Developed by the Pusan Metropolitan City Government, MyBi integrates two smart-card programs, the local bank e-purse program, and a transportation card. Since customers would use the card for banking, for stored-value transactions, and as an ID, it required both contact and contactless smart-card capabilities in the same package. A joint-venture company was set up, with partners that included the Pusan Metropolitan City, KPMG, Microsoft, and Korean IT Ventures, a technology consultant.

The plan quickly spread to other cities. There are currently about 50,000 daily MyBi transactions, and each day the joint venture issues 5,000 new cards. Asian governments love programs like MyBi because they provide a window on taxable business income. Whereas cash transactions can be slipped into the private till, electronic transactions leave a trace.

Are Asia’s successes with the smart card exportable? There are unique factors fueling the smart-card boom in Asia. These range from teenagers who view technology as a fashion statement to Asia’s relatively high dependence on public transportation. Asians are also used to a high degree of government intrusion into their lives — most carry ID cards as a matter of routine. Another card in their wallet is no big deal. Privacy-conscious Europeans and Americans, however, may be less eager to put themselves into yet another computer database. “Malaysian consumers are likely to see the government’s new combination ID and e-card as a convenience,” says Foo Suan Pin, a Unisys systems integrator who helped design the new Malaysian smart card. —T.L.

Smart-Card Glossary

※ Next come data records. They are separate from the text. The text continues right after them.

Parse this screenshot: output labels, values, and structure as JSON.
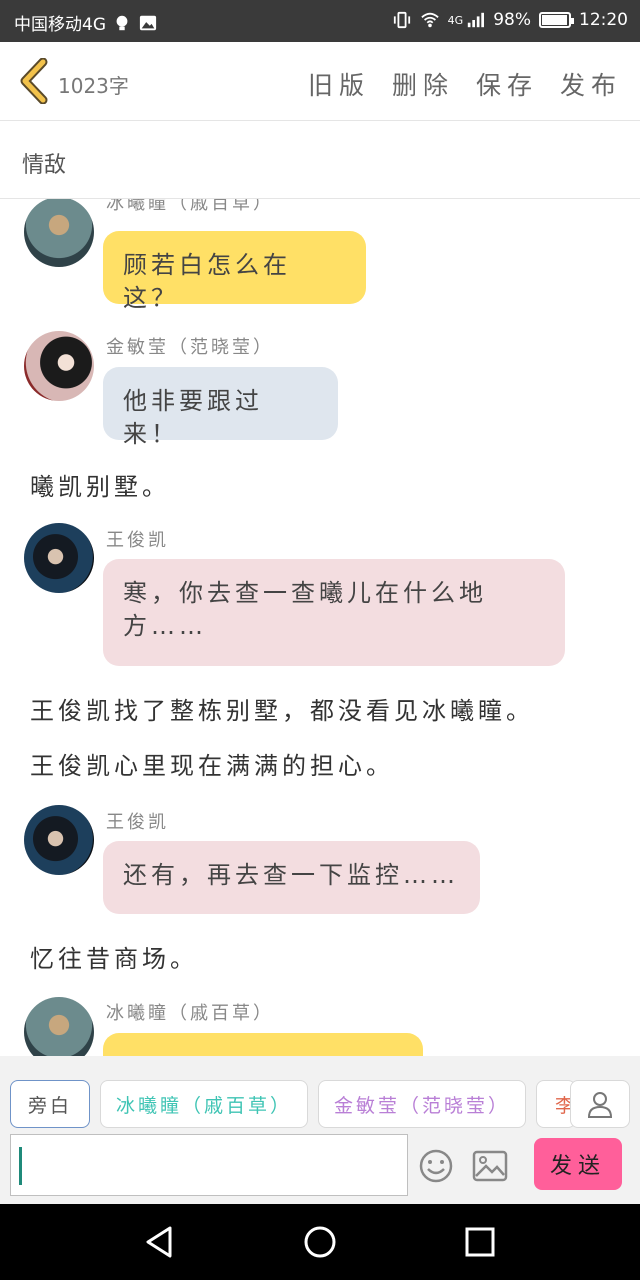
{
  "status": {
    "carrier": "中国移动4G",
    "network": "4G",
    "battery": "98%",
    "time": "12:20"
  },
  "topbar": {
    "word_count": "1023字",
    "actions": [
      "旧版",
      "删除",
      "保存",
      "发布"
    ]
  },
  "title": "情敌",
  "messages": [
    {
      "speaker": "冰曦瞳（戚百草）",
      "text": "顾若白怎么在这？"
    },
    {
      "speaker": "金敏莹（范晓莹）",
      "text": "他非要跟过来！"
    },
    {
      "narration": "曦凯别墅。"
    },
    {
      "speaker": "王俊凯",
      "text": "寒，你去查一查曦儿在什么地方……"
    },
    {
      "narration": "王俊凯找了整栋别墅，都没看见冰曦瞳。"
    },
    {
      "narration": "王俊凯心里现在满满的担心。"
    },
    {
      "speaker": "王俊凯",
      "text": "还有，再去查一下监控……"
    },
    {
      "narration": "忆往昔商场。"
    },
    {
      "speaker": "冰曦瞳（戚百草）",
      "text": ""
    }
  ],
  "characters": [
    "旁白",
    "冰曦瞳（戚百草）",
    "金敏莹（范晓莹）",
    "李"
  ],
  "input": {
    "value": ""
  },
  "send_label": "发送",
  "colors": {
    "bubble_yellow": "#ffe066",
    "bubble_blue": "#dfe6ee",
    "bubble_pink": "#f3dde0",
    "send": "#ff5f9a"
  }
}
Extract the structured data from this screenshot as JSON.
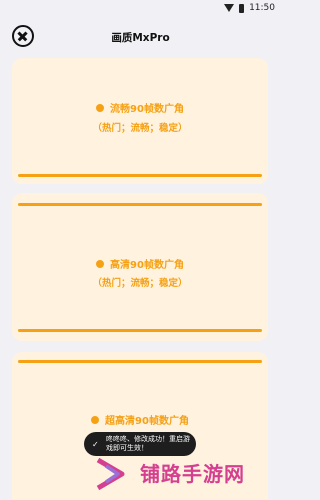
{
  "status_bar": {
    "time": "11:50"
  },
  "header": {
    "title": "画质MxPro"
  },
  "options": [
    {
      "name": "流畅90帧数广角",
      "tags": "（热门；流畅；稳定）"
    },
    {
      "name": "高清90帧数广角",
      "tags": "（热门；流畅；稳定）"
    },
    {
      "name": "超高清90帧数广角",
      "tags": ""
    }
  ],
  "toast": {
    "icon": "check-icon",
    "text": "咚咚咚、修改成功！重启游戏即可生效！"
  },
  "watermark": {
    "text": "铺路手游网"
  },
  "colors": {
    "accent": "#f6a114",
    "card_bg": "#fff3e0",
    "page_bg": "#f1f0f5",
    "watermark": "#d43f8f"
  }
}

Cardholder verification. Smart cards have one clear advantage over notes and coins: They can be made harder to steal. Can be, because nobody has yet produced high-security smart cards for commercial use. There are cards protected by a PIN, but researchers are more interested in biometrics; when you make a smart-card payment in the future, the card reader might check your fingerprints or your retina. (Watch Charlie’s Angels, the movie, to learn how to crack the system.)

Contact or contactless. There are two kinds of interfaces between a smart card and its card reader. Contact cards transfer data via electrical contact points that physically connect to the corresponding points in the card reader. Contactless cards transfer data using radio waves over a maximum range of 10 centimeters between card and reader. Contactless-card users are easy to spot: They do the strangest things to avoid taking the card out of their bags or wallets.

Smart credit cards. The world’s largest debit-card and credit-card issuers — Visa, MasterCard, Europay, and Amex — have issued credit cards with microprocessor-enhanced features to compete with cards issued by non-mainstream financial institutions. Smart credit cards have yet to become a hit in Asia, but they are bound to replace the magnetic variety soon. Each contains the functions of a regular credit card, an electronic wallet, and details of the loyalty programs that you belong to. Will the next fad in body piercing be subdermal chip implantation?

Mobile smart cards. In Europe and Japan, mobile-phone users commonly made purchases with electronic cash after it became possible to store bank details on SIM cards. The 3G SIM will do a lot more. NTT DoCoMo, for example, will introduce phones with an internal smart credit card and card reader, allowing users to conduct more-complex transactions over the mobile network. They can also download all sorts of applications and discount coupons from vendors. This type of smart card will be contactless, so it can also be used for offline, physical payments. —Enid Tsui